City We Dreamed Of
When we were kids – people would say “Draw your dream city”. And we would, with colourful abandon, but now we’re grown up, we’re living in these cities. Are they the ones you dreamed of?
A city is series of surfaces that humans construct to demark or delineate their own personal space. However many inhabitants feel that their city’s design is foisted upon them.
Inspiring people to take a fresh look at the cityscapes they are familiar with, this project will create a positive memory of the impact we can have on the environments we inhabit. The objective of this project is to reimagine the roles of both the architect, as an enabling engineer with specialist building knowledge and vocabulary, and the inhabitant, as user whose feedback is valued and fed back in to the product even as they continue to use it.
This project seeks to extend the roles of both the architect and end-user beyond the initial inception of a building and ensure that spaces adapt. Both parties will be introduced intuitively to the tastes and vocabularies of the other and given the tools and data to better understand one another.
This project unites the creative forces of the award winning Guerilla Dance Project Ltd, and Sharisharishari the Japanese Architects’ collective and was a finalist for the Playable City Award.
Turning a familiar corner, members of the public will encounter a floor, across which are strewn piles of building blocks. Re-awakening a childhood memory of wooden building blocks, this project offers an open invitation to play, build your dream city, knock it down, and then build it again. Colour it in, move it around, inscribe it with your undying love and share your dreams with the person next to you.

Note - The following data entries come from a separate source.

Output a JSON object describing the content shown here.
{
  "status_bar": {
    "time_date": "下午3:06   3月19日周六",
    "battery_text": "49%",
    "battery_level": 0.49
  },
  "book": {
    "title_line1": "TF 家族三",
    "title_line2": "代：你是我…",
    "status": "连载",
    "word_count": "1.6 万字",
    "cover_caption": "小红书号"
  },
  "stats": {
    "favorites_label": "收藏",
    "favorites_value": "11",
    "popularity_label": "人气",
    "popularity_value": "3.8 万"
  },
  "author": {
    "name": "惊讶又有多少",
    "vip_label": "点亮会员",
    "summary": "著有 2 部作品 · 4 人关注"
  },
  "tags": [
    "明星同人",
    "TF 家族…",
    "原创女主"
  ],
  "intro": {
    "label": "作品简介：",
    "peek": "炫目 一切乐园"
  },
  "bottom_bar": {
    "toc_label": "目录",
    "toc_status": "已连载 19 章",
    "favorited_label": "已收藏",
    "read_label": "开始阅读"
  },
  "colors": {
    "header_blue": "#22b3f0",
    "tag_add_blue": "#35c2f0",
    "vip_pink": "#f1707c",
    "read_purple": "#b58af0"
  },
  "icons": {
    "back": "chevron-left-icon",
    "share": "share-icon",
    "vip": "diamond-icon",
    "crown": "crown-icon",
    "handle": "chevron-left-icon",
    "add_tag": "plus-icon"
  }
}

Some surfaces are rigid, others flex, some are translucent, and some light up in different ways when they are connected to another block. With unlimited combinations they create new windows onto the cities we live in, and offer a revolutionary way to re-imagine architecture. Each building block has identical holes and ‘cufflink’ links that are intuitively designed to fit together. Over the course of a day people will find themselves collaborating as they evolve new cityscapes in response to their location and in doing so change the way they move around their city- creating an opportunity to hide inside something, climb over and under, or look through a city of surfaces.